    You think the "move" would cure the mismanagement?

  • kne1975 Mar 27, 2008

    Yeah, this hospital is not on the top of my list for serious illnesses...sprained ankle, mild allergic reactions...yes...something serious...NO!! My concern is for the persons in Franklin Co. whose only choice for medical care is Franklin Regional...can you imagine a person in medical distress needing to be brought all the way into Wake Co or Durham Co...if they have medicaid/medicare? I hope they fix the problems soon.

  • whatelseisnew Mar 26, 2008

    I find this pretty bothersome. Let's face it Government oversight is typically not very efficient or effective. So if this place is performing poorly enough that they are threatened with removal from Government reimbursement there must be some serious issues. All of this information should be available to the public.

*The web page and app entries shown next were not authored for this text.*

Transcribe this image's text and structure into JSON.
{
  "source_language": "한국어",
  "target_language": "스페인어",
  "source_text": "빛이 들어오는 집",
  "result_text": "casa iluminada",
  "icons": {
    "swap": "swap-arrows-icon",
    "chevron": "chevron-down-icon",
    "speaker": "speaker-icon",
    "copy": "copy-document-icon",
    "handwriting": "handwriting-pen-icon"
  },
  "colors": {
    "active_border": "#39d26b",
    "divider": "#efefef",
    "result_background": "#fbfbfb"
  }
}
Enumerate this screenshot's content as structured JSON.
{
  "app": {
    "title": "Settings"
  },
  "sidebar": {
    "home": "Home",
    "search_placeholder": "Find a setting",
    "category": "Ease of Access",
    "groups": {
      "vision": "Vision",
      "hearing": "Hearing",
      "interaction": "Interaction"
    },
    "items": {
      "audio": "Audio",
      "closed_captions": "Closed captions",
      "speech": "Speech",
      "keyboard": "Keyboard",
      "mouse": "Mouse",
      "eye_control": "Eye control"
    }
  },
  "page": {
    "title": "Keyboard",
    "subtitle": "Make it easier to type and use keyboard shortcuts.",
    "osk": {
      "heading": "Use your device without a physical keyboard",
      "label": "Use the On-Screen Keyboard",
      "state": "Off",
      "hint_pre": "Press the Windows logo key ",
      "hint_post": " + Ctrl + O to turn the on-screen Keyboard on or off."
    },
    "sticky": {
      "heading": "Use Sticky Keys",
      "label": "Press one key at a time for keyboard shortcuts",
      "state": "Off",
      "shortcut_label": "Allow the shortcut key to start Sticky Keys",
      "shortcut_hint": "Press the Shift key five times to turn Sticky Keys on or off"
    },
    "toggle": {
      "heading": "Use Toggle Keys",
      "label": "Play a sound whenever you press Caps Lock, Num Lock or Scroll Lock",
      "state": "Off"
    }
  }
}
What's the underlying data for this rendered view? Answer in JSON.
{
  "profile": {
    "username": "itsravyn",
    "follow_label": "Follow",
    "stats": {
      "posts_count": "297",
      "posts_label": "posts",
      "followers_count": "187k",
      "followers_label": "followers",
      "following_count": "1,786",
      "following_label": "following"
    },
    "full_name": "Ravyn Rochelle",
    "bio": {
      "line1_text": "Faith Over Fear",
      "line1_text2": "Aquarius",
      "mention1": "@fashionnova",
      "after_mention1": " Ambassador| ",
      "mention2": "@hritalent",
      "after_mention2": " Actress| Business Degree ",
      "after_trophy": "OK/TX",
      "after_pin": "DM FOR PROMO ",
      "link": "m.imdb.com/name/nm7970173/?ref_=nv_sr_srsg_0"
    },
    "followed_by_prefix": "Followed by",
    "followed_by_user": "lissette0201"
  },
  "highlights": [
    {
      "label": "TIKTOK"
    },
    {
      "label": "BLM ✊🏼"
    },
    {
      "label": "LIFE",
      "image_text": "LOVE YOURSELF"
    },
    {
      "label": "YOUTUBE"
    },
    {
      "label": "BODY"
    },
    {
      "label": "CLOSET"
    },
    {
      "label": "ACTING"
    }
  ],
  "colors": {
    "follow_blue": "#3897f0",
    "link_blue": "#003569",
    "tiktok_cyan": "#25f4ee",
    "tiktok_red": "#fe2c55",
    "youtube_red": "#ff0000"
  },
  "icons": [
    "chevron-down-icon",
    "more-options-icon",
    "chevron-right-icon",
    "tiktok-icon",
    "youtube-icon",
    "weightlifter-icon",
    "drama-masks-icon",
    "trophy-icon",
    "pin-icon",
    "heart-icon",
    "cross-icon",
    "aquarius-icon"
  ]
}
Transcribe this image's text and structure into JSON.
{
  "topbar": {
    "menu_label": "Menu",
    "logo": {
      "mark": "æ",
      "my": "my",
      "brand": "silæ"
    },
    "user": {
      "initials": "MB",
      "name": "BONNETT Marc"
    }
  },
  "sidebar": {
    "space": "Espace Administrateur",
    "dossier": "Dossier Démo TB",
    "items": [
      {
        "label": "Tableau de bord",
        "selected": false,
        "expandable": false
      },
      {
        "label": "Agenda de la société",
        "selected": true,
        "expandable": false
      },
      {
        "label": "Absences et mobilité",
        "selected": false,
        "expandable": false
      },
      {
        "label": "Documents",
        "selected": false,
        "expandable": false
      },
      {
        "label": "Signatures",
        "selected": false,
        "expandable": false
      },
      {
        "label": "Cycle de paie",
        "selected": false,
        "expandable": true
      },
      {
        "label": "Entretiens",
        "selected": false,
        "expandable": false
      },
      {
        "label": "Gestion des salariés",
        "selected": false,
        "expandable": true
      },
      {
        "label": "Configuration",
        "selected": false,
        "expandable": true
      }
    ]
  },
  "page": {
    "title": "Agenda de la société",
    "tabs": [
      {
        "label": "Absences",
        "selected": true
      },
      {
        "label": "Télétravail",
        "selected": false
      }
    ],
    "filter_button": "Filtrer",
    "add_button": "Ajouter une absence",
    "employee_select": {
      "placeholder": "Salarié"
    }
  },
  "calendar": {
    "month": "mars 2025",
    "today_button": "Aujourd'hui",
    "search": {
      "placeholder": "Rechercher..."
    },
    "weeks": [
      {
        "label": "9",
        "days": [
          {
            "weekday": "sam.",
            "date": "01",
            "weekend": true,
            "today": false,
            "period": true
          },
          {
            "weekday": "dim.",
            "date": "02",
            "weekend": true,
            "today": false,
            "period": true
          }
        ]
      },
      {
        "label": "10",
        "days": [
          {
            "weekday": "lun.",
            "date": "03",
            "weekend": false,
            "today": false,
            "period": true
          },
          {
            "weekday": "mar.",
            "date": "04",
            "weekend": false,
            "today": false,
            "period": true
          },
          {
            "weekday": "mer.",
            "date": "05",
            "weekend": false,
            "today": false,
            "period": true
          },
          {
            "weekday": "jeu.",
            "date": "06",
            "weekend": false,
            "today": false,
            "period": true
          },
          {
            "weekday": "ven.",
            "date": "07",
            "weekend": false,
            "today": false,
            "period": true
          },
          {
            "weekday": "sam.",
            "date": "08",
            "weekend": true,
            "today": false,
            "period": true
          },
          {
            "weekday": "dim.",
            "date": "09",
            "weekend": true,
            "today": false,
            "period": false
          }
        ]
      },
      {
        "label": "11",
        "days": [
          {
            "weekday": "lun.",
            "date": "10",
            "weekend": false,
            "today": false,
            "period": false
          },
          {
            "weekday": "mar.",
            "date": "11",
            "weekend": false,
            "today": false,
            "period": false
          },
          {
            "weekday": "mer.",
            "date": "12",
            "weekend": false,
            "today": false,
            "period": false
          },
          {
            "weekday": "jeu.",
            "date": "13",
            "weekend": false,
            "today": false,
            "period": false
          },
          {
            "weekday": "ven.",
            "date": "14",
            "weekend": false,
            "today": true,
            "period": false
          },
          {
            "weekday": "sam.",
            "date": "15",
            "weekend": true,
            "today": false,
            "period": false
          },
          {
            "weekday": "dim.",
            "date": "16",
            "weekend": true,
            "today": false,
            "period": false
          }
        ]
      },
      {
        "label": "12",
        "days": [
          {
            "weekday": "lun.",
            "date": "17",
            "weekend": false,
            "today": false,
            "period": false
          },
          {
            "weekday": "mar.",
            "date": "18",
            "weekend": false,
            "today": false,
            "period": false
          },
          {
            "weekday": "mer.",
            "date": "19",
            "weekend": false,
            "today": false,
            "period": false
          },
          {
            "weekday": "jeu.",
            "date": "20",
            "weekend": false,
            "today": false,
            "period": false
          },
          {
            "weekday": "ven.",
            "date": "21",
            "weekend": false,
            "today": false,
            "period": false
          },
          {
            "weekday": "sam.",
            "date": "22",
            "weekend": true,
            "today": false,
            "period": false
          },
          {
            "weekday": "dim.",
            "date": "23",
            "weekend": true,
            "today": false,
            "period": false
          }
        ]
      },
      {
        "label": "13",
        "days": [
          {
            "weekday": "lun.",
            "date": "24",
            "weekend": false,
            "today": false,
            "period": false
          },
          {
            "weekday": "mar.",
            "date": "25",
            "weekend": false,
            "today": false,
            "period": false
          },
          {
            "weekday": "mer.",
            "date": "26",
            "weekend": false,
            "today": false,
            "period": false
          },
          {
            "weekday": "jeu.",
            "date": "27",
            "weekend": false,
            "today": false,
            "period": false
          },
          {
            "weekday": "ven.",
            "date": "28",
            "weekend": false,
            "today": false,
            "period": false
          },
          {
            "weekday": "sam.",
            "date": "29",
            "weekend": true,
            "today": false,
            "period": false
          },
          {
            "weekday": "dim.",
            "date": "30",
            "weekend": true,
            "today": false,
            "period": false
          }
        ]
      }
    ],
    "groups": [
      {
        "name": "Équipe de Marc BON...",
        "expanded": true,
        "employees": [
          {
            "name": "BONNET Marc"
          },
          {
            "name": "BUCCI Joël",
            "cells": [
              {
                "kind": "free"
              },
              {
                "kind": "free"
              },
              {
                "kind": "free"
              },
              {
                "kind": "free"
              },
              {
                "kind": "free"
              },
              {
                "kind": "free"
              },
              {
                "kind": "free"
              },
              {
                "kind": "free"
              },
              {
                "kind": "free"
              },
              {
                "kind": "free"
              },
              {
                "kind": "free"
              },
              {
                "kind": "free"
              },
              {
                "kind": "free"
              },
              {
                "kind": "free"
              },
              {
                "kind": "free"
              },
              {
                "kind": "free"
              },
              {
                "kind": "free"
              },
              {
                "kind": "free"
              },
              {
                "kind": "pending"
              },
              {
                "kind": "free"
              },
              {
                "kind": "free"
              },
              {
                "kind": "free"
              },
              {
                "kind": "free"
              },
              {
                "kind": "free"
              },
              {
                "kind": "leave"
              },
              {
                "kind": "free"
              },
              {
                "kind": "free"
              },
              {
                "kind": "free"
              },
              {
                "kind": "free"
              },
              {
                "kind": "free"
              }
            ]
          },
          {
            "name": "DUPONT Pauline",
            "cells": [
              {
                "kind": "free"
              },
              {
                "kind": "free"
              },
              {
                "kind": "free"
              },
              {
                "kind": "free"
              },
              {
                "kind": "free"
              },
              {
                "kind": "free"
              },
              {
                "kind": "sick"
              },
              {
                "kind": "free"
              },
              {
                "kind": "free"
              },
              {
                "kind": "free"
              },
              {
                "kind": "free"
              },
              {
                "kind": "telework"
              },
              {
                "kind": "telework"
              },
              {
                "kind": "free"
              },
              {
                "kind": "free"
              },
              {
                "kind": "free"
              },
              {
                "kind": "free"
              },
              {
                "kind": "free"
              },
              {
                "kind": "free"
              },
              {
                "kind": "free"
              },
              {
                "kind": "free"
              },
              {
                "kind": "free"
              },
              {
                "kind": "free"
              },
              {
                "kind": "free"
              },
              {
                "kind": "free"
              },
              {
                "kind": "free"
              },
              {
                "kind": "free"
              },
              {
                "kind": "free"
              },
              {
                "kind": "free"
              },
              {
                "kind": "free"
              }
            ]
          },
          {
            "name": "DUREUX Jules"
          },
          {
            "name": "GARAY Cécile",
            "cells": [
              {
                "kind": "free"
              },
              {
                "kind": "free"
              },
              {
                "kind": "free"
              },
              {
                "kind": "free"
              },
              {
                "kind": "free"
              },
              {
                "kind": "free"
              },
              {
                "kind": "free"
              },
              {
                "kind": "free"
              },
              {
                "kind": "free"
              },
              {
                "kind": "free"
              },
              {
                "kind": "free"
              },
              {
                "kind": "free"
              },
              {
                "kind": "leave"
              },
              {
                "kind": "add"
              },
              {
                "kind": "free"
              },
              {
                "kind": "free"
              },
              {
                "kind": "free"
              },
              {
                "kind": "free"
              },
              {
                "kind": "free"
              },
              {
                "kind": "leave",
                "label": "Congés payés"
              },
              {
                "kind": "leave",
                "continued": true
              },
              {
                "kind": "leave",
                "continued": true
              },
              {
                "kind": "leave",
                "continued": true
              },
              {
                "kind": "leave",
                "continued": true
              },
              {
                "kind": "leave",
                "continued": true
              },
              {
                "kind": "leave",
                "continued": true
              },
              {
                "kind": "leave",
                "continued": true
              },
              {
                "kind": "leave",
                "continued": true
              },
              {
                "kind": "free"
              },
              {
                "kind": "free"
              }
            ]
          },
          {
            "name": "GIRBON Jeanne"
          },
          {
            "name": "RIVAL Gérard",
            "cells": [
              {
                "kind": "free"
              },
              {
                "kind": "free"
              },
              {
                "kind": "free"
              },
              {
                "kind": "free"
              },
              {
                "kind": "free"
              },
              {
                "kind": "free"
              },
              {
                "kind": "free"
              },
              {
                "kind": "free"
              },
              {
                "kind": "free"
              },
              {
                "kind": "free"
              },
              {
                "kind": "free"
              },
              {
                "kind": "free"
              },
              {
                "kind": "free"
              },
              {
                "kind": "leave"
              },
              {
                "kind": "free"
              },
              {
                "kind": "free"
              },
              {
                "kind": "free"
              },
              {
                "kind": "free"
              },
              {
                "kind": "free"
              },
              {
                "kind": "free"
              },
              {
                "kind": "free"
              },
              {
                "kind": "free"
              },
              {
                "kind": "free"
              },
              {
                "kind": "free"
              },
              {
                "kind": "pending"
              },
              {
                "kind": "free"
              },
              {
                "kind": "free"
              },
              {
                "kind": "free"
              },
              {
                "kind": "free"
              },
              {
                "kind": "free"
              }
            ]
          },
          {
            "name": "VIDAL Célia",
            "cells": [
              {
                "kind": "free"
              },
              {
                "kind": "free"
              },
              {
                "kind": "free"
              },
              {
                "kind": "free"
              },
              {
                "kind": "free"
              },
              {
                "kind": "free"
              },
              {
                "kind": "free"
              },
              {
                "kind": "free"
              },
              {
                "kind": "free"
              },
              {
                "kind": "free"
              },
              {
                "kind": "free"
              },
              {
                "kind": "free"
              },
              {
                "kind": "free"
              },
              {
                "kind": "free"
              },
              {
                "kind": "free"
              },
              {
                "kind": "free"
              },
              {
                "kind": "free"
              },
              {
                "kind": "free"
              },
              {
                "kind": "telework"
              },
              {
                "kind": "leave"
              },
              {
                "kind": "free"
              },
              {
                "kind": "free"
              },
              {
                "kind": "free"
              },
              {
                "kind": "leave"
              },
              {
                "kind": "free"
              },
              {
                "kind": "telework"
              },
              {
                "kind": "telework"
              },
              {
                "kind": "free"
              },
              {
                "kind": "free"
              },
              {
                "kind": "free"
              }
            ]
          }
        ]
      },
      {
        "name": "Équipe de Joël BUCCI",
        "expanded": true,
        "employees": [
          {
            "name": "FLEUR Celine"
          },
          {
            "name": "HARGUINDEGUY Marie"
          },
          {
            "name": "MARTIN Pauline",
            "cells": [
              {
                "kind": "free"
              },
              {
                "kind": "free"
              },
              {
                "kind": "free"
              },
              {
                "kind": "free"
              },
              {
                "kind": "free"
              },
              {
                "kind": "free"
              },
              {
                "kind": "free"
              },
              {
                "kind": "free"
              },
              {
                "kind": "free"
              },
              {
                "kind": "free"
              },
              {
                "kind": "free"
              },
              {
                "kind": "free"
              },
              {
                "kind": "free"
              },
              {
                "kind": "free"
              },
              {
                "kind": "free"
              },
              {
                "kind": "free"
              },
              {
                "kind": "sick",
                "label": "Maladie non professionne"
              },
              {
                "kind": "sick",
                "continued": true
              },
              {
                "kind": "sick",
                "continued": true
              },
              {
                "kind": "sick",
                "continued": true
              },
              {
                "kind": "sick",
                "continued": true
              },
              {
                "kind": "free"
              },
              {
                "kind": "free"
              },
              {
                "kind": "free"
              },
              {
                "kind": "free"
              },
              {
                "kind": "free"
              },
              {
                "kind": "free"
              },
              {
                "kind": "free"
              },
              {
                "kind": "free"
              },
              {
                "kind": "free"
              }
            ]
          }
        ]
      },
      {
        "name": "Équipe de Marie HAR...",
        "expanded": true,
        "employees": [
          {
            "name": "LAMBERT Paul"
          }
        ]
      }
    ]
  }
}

I know one thing for sure, if I needed medical care I would not be going to this place.

  • WRAL is joe_dirt Mar 26, 2008

    Aside from fixing what is being addressed inthe article, what about the following:
    Hot water in patient's rooms.
    Functional showers that are not used for storage.
    Emptying patient's garbage cans at least once a week.
    Receiving a flower from the billing office WITHOUT the order to come to the billing office and turn over all your money in order to ensure continued care.
    Nurses that speak instead of just grunting.
    Outpatient recovery room that's large enough to sit down in.

    That's what I'd like to see